GIVEN DATA below:

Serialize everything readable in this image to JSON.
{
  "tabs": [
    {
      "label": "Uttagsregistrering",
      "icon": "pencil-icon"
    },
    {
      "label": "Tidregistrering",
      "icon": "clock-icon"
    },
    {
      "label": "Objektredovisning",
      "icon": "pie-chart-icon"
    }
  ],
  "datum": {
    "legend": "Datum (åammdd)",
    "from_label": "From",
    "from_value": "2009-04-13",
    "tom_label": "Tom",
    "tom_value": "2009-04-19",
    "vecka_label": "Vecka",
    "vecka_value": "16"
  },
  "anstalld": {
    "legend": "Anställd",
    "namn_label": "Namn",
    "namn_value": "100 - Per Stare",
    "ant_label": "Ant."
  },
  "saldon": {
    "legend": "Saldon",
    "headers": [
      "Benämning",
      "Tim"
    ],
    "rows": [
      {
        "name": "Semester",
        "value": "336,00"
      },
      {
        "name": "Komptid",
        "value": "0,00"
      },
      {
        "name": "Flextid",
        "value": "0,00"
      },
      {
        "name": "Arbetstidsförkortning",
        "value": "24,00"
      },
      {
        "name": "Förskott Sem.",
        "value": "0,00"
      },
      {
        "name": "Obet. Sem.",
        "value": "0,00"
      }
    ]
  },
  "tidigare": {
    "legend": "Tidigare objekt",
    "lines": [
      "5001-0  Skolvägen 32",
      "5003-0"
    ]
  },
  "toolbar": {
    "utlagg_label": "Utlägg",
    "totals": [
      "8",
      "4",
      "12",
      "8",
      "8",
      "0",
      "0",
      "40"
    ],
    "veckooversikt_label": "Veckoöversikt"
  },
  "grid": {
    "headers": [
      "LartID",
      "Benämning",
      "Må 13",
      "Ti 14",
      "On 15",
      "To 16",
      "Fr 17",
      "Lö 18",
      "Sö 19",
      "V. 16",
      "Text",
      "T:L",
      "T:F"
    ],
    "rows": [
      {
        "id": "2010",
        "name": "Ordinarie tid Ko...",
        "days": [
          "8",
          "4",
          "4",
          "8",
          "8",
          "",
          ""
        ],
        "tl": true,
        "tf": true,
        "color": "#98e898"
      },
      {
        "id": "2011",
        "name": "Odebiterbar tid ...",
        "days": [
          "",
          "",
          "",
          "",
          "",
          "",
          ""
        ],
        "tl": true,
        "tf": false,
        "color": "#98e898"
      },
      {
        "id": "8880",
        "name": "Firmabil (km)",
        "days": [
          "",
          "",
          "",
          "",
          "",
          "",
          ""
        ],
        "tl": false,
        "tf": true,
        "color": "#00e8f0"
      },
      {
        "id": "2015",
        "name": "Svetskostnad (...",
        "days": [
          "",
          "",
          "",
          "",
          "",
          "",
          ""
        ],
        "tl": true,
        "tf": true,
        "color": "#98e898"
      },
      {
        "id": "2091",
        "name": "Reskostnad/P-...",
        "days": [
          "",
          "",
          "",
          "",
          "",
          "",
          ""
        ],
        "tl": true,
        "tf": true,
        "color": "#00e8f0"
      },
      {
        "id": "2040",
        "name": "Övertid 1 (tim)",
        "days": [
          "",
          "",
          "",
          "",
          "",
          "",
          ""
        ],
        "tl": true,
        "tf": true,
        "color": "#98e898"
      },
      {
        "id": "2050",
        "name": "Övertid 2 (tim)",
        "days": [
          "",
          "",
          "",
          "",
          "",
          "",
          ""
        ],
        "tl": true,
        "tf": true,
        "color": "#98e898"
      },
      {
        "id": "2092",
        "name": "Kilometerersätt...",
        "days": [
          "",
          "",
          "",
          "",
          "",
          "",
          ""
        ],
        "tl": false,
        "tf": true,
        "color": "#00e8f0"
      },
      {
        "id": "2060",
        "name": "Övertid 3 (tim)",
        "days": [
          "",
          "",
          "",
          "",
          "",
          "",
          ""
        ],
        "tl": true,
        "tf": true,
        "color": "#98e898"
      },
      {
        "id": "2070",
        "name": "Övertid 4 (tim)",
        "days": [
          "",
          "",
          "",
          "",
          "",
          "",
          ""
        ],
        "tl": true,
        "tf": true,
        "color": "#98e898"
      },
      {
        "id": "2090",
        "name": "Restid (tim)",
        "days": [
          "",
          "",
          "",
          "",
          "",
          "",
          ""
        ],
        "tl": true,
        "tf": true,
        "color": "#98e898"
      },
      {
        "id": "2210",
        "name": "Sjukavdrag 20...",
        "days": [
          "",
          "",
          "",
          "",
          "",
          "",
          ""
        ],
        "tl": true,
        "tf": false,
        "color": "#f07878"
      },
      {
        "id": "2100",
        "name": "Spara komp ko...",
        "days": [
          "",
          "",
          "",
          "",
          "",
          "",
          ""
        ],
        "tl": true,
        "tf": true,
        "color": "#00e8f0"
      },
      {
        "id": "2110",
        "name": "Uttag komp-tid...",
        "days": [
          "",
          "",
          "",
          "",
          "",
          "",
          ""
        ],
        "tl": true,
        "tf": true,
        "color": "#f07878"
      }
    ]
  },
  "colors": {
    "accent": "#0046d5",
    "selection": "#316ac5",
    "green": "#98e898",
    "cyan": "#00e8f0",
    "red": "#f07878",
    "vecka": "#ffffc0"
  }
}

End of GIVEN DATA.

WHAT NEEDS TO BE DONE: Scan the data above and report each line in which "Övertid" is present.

WRITTEN ANSWER:
        "name": "Övertid 1 (tim)",
        "name": "Övertid 2 (tim)",
        "name": "Övertid 3 (tim)",
        "name": "Övertid 4 (tim)",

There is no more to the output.